(Website and app data records)
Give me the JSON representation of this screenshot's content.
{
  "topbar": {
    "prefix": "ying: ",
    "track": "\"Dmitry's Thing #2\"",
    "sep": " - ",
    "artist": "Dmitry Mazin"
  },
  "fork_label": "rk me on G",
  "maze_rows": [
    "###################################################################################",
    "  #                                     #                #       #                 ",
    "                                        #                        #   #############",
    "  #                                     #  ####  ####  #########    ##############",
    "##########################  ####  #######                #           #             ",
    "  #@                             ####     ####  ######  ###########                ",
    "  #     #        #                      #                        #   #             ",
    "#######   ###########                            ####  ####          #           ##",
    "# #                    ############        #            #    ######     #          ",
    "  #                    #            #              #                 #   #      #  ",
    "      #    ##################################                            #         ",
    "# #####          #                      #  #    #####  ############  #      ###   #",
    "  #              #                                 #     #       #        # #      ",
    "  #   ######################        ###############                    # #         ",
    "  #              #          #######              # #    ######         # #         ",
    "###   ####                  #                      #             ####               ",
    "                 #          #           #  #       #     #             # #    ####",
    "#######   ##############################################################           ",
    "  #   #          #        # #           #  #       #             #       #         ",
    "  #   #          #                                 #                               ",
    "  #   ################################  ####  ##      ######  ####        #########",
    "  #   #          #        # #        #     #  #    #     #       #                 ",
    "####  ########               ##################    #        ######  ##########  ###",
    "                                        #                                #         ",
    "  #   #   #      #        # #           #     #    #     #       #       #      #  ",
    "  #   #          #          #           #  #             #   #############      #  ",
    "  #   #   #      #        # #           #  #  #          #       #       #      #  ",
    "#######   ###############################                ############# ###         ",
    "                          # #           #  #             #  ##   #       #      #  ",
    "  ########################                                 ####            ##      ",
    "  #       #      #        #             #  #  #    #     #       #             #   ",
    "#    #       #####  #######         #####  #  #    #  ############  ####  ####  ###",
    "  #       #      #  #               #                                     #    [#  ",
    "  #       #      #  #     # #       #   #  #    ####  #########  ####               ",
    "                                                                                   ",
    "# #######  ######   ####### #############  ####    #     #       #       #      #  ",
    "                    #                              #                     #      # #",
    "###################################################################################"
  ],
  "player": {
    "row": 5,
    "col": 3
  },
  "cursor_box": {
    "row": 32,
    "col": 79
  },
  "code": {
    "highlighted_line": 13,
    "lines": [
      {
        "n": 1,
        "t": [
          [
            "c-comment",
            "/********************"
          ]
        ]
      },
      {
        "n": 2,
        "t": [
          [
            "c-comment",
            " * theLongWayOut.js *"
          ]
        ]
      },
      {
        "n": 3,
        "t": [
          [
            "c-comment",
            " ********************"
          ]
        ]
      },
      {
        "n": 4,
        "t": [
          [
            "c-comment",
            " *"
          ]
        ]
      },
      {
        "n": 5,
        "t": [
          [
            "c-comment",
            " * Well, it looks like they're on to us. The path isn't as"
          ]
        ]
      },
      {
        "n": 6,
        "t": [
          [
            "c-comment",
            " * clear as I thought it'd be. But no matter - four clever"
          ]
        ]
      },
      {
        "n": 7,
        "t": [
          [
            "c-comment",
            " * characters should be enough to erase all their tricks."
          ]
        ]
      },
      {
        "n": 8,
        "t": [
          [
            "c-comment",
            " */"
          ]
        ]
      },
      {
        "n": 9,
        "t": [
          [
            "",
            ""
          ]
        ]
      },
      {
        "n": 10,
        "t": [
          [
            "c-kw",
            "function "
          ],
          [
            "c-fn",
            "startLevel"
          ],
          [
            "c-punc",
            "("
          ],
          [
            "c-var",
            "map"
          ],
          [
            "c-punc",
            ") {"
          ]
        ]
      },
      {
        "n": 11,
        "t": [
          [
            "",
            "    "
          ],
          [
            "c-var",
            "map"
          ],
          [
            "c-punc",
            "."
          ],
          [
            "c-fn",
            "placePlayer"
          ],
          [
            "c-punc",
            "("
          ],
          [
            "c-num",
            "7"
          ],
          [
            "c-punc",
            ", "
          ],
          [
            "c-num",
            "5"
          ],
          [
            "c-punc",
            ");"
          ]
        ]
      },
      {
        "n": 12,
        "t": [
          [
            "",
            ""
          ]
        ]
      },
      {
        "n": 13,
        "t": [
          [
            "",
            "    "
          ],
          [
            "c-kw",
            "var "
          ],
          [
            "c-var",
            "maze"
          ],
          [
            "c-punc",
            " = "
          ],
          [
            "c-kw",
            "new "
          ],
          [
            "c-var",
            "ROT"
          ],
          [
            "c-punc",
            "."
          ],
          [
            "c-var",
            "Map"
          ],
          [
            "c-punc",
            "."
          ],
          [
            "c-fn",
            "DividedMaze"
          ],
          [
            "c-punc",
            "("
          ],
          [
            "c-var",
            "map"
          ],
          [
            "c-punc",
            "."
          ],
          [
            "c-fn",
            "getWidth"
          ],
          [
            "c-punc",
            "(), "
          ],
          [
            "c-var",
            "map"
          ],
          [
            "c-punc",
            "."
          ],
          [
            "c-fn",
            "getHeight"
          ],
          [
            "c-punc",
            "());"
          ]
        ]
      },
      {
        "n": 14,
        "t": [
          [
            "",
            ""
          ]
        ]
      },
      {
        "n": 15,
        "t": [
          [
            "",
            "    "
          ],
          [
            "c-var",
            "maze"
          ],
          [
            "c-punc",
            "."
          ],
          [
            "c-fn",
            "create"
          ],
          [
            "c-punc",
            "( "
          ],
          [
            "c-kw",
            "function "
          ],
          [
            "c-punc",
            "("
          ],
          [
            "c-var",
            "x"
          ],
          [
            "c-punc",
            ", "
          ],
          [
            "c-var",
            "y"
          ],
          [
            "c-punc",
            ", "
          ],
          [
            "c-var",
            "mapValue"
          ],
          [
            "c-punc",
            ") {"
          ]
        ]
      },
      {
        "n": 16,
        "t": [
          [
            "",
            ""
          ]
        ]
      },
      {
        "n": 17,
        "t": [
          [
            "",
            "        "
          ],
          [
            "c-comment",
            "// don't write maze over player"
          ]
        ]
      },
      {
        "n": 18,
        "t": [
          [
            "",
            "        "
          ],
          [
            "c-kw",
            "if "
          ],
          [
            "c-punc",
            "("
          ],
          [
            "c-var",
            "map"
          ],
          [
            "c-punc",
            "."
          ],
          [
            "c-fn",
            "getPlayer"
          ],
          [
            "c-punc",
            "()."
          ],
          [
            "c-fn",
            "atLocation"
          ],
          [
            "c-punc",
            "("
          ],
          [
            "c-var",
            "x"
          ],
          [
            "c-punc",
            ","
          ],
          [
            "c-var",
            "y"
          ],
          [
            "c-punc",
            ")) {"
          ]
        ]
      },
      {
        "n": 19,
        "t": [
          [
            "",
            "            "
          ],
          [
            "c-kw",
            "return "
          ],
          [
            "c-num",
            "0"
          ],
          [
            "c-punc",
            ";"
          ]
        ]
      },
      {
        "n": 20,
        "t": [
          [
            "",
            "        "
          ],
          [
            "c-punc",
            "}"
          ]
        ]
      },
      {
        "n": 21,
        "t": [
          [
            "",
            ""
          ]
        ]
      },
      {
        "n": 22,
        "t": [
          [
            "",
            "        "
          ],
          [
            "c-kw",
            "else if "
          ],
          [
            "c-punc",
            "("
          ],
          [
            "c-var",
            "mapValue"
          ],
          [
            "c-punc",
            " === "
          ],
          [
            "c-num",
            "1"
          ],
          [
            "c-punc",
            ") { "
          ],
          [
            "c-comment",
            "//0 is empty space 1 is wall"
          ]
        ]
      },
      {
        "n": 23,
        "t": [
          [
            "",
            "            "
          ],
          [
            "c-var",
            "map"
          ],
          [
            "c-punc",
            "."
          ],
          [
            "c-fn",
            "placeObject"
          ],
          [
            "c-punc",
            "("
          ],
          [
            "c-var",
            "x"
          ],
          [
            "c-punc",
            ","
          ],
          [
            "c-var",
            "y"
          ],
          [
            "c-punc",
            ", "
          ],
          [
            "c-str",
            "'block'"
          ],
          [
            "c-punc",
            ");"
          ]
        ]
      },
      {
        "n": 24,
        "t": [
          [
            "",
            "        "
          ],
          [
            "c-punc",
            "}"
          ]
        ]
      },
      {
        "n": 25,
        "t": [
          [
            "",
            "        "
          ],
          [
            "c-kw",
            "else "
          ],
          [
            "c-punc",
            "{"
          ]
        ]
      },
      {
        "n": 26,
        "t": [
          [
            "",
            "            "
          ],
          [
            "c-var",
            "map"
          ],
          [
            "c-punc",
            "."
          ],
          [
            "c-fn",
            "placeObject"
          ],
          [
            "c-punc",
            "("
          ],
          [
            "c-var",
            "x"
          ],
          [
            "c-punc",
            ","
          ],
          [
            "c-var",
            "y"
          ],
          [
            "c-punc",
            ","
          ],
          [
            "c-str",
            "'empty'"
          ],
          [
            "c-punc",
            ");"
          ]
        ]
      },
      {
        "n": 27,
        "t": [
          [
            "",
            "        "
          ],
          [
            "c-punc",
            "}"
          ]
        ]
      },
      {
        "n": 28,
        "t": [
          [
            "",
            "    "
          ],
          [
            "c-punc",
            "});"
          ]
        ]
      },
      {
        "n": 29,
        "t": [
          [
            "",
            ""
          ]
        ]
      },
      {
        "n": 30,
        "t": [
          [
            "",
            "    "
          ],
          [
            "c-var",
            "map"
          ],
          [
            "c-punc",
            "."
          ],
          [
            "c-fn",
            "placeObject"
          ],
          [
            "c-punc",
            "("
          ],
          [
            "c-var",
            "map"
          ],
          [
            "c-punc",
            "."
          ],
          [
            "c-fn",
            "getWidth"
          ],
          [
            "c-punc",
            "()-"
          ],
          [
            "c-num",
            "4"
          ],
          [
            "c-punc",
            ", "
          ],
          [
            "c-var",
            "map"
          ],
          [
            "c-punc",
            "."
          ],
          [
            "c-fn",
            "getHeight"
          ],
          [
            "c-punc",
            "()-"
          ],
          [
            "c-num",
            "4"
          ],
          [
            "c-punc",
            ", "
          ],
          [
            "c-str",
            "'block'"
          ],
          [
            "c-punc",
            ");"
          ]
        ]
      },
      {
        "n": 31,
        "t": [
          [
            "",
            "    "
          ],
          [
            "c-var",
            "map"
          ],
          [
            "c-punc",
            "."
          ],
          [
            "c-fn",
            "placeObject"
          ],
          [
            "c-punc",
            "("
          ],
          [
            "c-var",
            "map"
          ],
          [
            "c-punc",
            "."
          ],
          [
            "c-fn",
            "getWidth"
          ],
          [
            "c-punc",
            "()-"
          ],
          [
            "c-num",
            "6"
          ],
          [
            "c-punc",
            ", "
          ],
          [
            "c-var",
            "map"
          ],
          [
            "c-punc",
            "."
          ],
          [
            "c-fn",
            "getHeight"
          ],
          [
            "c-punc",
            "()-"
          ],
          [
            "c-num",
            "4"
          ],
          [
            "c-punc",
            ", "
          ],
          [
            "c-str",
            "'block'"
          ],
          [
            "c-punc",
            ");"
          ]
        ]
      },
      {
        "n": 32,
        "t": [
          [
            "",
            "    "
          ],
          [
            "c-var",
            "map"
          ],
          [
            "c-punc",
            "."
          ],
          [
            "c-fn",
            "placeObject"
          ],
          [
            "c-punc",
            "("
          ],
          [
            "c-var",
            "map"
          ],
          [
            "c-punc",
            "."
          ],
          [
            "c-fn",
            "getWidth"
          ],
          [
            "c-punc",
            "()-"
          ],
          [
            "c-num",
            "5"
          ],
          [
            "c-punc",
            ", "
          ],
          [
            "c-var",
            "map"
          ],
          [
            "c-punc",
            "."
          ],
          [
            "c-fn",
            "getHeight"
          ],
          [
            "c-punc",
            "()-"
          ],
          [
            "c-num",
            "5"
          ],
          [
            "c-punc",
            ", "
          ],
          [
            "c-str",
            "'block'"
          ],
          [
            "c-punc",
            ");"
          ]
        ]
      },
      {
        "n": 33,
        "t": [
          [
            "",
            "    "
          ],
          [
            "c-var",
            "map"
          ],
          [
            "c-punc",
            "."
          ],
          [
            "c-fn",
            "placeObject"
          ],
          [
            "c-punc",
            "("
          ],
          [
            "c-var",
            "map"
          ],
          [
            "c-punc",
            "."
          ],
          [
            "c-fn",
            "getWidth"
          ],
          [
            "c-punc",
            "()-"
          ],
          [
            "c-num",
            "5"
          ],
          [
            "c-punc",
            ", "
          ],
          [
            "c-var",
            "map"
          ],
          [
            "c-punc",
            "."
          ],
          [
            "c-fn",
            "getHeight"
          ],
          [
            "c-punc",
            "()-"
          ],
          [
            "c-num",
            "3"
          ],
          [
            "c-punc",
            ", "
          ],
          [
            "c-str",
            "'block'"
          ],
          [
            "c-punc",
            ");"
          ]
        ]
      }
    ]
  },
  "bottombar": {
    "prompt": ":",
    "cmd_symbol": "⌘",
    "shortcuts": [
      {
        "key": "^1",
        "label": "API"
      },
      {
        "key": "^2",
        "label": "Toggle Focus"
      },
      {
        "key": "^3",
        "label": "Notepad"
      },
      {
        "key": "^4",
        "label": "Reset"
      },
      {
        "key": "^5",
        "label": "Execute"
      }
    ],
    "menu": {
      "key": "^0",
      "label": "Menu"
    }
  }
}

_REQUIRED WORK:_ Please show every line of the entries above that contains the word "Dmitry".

_COMPLETED TASK:_
    "track": "\"Dmitry's Thing #2\"",
    "artist": "Dmitry Mazin"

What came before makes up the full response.